> [Assignment] All of the entries need to be set down exactly as they read.

> [Data listing]
------------------------------------

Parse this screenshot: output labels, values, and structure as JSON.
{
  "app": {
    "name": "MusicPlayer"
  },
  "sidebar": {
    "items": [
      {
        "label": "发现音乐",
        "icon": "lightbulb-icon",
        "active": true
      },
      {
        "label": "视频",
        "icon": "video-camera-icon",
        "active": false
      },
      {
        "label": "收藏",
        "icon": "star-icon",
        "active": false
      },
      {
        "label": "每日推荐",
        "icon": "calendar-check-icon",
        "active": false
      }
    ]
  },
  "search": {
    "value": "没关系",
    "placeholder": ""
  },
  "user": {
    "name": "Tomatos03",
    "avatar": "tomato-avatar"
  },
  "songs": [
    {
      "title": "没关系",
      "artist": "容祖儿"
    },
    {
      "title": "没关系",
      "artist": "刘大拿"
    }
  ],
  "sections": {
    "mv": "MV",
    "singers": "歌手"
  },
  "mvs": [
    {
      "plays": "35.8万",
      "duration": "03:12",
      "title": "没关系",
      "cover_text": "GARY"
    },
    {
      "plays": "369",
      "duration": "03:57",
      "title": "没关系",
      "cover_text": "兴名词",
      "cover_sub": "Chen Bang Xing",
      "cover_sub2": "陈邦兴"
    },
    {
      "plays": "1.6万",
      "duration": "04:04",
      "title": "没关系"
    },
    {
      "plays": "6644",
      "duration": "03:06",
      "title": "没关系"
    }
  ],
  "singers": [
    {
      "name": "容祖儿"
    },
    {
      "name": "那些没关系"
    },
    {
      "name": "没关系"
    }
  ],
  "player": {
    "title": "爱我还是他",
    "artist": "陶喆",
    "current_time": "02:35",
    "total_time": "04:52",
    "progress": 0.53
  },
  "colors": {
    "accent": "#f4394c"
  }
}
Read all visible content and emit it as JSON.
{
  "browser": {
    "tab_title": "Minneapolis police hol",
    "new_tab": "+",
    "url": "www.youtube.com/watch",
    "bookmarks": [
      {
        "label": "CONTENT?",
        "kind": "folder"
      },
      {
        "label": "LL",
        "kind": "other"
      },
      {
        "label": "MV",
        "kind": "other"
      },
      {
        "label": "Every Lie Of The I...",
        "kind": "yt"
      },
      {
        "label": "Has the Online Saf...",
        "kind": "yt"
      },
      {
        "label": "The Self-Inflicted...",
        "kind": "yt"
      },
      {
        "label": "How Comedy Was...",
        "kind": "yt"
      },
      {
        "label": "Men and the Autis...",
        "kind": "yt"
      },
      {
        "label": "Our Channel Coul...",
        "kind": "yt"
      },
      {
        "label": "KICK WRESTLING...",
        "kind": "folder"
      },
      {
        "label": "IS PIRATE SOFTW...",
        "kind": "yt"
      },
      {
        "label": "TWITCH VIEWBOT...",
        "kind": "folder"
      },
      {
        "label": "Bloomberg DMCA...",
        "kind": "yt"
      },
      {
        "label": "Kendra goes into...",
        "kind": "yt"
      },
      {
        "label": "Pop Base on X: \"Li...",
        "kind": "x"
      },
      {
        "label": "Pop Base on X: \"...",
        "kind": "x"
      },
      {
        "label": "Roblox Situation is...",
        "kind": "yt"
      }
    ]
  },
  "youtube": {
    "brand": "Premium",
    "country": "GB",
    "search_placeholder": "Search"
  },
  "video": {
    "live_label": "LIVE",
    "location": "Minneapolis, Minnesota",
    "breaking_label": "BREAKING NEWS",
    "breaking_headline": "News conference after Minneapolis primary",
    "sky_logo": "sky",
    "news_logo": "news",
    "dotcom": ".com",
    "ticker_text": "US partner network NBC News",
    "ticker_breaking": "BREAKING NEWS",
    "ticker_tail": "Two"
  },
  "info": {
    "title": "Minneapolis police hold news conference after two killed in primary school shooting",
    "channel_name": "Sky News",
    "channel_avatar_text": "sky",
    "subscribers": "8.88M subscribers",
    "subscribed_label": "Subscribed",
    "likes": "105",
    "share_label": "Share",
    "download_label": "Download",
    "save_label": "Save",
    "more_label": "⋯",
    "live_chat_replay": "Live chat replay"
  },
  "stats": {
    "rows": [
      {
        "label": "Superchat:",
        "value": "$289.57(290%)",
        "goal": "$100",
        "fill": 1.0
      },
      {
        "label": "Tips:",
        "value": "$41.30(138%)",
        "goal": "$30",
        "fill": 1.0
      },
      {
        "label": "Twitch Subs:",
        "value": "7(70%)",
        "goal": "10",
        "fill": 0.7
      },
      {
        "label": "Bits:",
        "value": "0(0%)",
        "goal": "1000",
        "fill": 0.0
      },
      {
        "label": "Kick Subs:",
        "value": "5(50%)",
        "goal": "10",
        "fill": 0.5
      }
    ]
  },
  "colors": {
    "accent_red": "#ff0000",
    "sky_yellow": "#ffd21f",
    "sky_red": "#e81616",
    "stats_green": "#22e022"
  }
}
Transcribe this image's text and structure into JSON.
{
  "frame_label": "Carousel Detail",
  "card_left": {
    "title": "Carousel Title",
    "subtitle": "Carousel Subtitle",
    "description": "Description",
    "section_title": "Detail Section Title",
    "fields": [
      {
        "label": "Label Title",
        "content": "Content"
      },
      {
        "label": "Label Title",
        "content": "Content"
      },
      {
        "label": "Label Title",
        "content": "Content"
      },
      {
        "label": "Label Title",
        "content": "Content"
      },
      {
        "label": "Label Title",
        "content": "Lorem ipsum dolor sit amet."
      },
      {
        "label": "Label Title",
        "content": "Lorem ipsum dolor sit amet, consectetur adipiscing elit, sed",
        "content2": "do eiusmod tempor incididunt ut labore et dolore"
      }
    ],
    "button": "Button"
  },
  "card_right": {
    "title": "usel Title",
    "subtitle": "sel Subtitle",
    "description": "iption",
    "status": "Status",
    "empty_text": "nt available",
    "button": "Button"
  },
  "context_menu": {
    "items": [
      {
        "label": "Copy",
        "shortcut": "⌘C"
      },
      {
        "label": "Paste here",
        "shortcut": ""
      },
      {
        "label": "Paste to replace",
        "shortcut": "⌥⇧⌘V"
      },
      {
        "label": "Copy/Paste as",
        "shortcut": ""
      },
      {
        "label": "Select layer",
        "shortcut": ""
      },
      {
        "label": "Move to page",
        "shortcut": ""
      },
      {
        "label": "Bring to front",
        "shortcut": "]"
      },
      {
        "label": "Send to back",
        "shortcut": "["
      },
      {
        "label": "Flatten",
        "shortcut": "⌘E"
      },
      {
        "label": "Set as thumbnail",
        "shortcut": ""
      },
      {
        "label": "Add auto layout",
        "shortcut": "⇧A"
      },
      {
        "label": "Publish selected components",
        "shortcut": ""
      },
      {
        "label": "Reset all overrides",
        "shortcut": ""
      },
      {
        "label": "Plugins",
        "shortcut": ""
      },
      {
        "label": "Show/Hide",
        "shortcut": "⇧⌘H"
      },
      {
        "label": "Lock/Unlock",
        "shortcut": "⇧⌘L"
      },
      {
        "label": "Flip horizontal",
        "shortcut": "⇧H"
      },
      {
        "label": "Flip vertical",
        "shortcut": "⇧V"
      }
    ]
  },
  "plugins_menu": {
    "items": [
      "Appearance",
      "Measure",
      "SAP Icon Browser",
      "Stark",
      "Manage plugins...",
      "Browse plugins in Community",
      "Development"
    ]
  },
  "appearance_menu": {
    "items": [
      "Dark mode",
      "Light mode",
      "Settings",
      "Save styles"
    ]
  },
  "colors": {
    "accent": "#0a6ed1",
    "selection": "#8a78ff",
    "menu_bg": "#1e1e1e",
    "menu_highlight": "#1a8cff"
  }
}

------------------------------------

> [Exercise answer]
Parse this screenshot: output labels, values, and structure as JSON.
{
  "app": {
    "name": "MusicPlayer"
  },
  "sidebar": {
    "items": [
      {
        "label": "发现音乐",
        "icon": "lightbulb-icon",
        "active": true
      },
      {
        "label": "视频",
        "icon": "video-camera-icon",
        "active": false
      },
      {
        "label": "收藏",
        "icon": "star-icon",
        "active": false
      },
      {
        "label": "每日推荐",
        "icon": "calendar-check-icon",
        "active": false
      }
    ]
  },
  "search": {
    "value": "没关系",
    "placeholder": ""
  },
  "user": {
    "name": "Tomatos03",
    "avatar": "tomato-avatar"
  },
  "songs": [
    {
      "title": "没关系",
      "artist": "容祖儿"
    },
    {
      "title": "没关系",
      "artist": "刘大拿"
    }
  ],
  "sections": {
    "mv": "MV",
    "singers": "歌手"
  },
  "mvs": [
    {
      "plays": "35.8万",
      "duration": "03:12",
      "title": "没关系",
      "cover_text": "GARY"
    },
    {
      "plays": "369",
      "duration": "03:57",
      "title": "没关系",
      "cover_text": "兴名词",
      "cover_sub": "Chen Bang Xing",
      "cover_sub2": "陈邦兴"
    },
    {
      "plays": "1.6万",
      "duration": "04:04",
      "title": "没关系"
    },
    {
      "plays": "6644",
      "duration": "03:06",
      "title": "没关系"
    }
  ],
  "singers": [
    {
      "name": "容祖儿"
    },
    {
      "name": "那些没关系"
    },
    {
      "name": "没关系"
    }
  ],
  "player": {
    "title": "爱我还是他",
    "artist": "陶喆",
    "current_time": "02:35",
    "total_time": "04:52",
    "progress": 0.53
  },
  "colors": {
    "accent": "#f4394c"
  }
}
Read all visible content and emit it as JSON.
{
  "browser": {
    "tab_title": "Minneapolis police hol",
    "new_tab": "+",
    "url": "www.youtube.com/watch",
    "bookmarks": [
      {
        "label": "CONTENT?",
        "kind": "folder"
      },
      {
        "label": "LL",
        "kind": "other"
      },
      {
        "label": "MV",
        "kind": "other"
      },
      {
        "label": "Every Lie Of The I...",
        "kind": "yt"
      },
      {
        "label": "Has the Online Saf...",
        "kind": "yt"
      },
      {
        "label": "The Self-Inflicted...",
        "kind": "yt"
      },
      {
        "label": "How Comedy Was...",
        "kind": "yt"
      },
      {
        "label": "Men and the Autis...",
        "kind": "yt"
      },
      {
        "label": "Our Channel Coul...",
        "kind": "yt"
      },
      {
        "label": "KICK WRESTLING...",
        "kind": "folder"
      },
      {
        "label": "IS PIRATE SOFTW...",
        "kind": "yt"
      },
      {
        "label": "TWITCH VIEWBOT...",
        "kind": "folder"
      },
      {
        "label": "Bloomberg DMCA...",
        "kind": "yt"
      },
      {
        "label": "Kendra goes into...",
        "kind": "yt"
      },
      {
        "label": "Pop Base on X: \"Li...",
        "kind": "x"
      },
      {
        "label": "Pop Base on X: \"...",
        "kind": "x"
      },
      {
        "label": "Roblox Situation is...",
        "kind": "yt"
      }
    ]
  },
  "youtube": {
    "brand": "Premium",
    "country": "GB",
    "search_placeholder": "Search"
  },
  "video": {
    "live_label": "LIVE",
    "location": "Minneapolis, Minnesota",
    "breaking_label": "BREAKING NEWS",
    "breaking_headline": "News conference after Minneapolis primary",
    "sky_logo": "sky",
    "news_logo": "news",
    "dotcom": ".com",
    "ticker_text": "US partner network NBC News",
    "ticker_breaking": "BREAKING NEWS",
    "ticker_tail": "Two"
  },
  "info": {
    "title": "Minneapolis police hold news conference after two killed in primary school shooting",
    "channel_name": "Sky News",
    "channel_avatar_text": "sky",
    "subscribers": "8.88M subscribers",
    "subscribed_label": "Subscribed",
    "likes": "105",
    "share_label": "Share",
    "download_label": "Download",
    "save_label": "Save",
    "more_label": "⋯",
    "live_chat_replay": "Live chat replay"
  },
  "stats": {
    "rows": [
      {
        "label": "Superchat:",
        "value": "$289.57(290%)",
        "goal": "$100",
        "fill": 1.0
      },
      {
        "label": "Tips:",
        "value": "$41.30(138%)",
        "goal": "$30",
        "fill": 1.0
      },
      {
        "label": "Twitch Subs:",
        "value": "7(70%)",
        "goal": "10",
        "fill": 0.7
      },
      {
        "label": "Bits:",
        "value": "0(0%)",
        "goal": "1000",
        "fill": 0.0
      },
      {
        "label": "Kick Subs:",
        "value": "5(50%)",
        "goal": "10",
        "fill": 0.5
      }
    ]
  },
  "colors": {
    "accent_red": "#ff0000",
    "sky_yellow": "#ffd21f",
    "sky_red": "#e81616",
    "stats_green": "#22e022"
  }
}
Transcribe this image's text and structure into JSON.
{
  "frame_label": "Carousel Detail",
  "card_left": {
    "title": "Carousel Title",
    "subtitle": "Carousel Subtitle",
    "description": "Description",
    "section_title": "Detail Section Title",
    "fields": [
      {
        "label": "Label Title",
        "content": "Content"
      },
      {
        "label": "Label Title",
        "content": "Content"
      },
      {
        "label": "Label Title",
        "content": "Content"
      },
      {
        "label": "Label Title",
        "content": "Content"
      },
      {
        "label": "Label Title",
        "content": "Lorem ipsum dolor sit amet."
      },
      {
        "label": "Label Title",
        "content": "Lorem ipsum dolor sit amet, consectetur adipiscing elit, sed",
        "content2": "do eiusmod tempor incididunt ut labore et dolore"
      }
    ],
    "button": "Button"
  },
  "card_right": {
    "title": "usel Title",
    "subtitle": "sel Subtitle",
    "description": "iption",
    "status": "Status",
    "empty_text": "nt available",
    "button": "Button"
  },
  "context_menu": {
    "items": [
      {
        "label": "Copy",
        "shortcut": "⌘C"
      },
      {
        "label": "Paste here",
        "shortcut": ""
      },
      {
        "label": "Paste to replace",
        "shortcut": "⌥⇧⌘V"
      },
      {
        "label": "Copy/Paste as",
        "shortcut": ""
      },
      {
        "label": "Select layer",
        "shortcut": ""
      },
      {
        "label": "Move to page",
        "shortcut": ""
      },
      {
        "label": "Bring to front",
        "shortcut": "]"
      },
      {
        "label": "Send to back",
        "shortcut": "["
      },
      {
        "label": "Flatten",
        "shortcut": "⌘E"
      },
      {
        "label": "Set as thumbnail",
        "shortcut": ""
      },
      {
        "label": "Add auto layout",
        "shortcut": "⇧A"
      },
      {
        "label": "Publish selected components",
        "shortcut": ""
      },
      {
        "label": "Reset all overrides",
        "shortcut": ""
      },
      {
        "label": "Plugins",
        "shortcut": ""
      },
      {
        "label": "Show/Hide",
        "shortcut": "⇧⌘H"
      },
      {
        "label": "Lock/Unlock",
        "shortcut": "⇧⌘L"
      },
      {
        "label": "Flip horizontal",
        "shortcut": "⇧H"
      },
      {
        "label": "Flip vertical",
        "shortcut": "⇧V"
      }
    ]
  },
  "plugins_menu": {
    "items": [
      "Appearance",
      "Measure",
      "SAP Icon Browser",
      "Stark",
      "Manage plugins...",
      "Browse plugins in Community",
      "Development"
    ]
  },
  "appearance_menu": {
    "items": [
      "Dark mode",
      "Light mode",
      "Settings",
      "Save styles"
    ]
  },
  "colors": {
    "accent": "#0a6ed1",
    "selection": "#8a78ff",
    "menu_bg": "#1e1e1e",
    "menu_highlight": "#1a8cff"
  }
}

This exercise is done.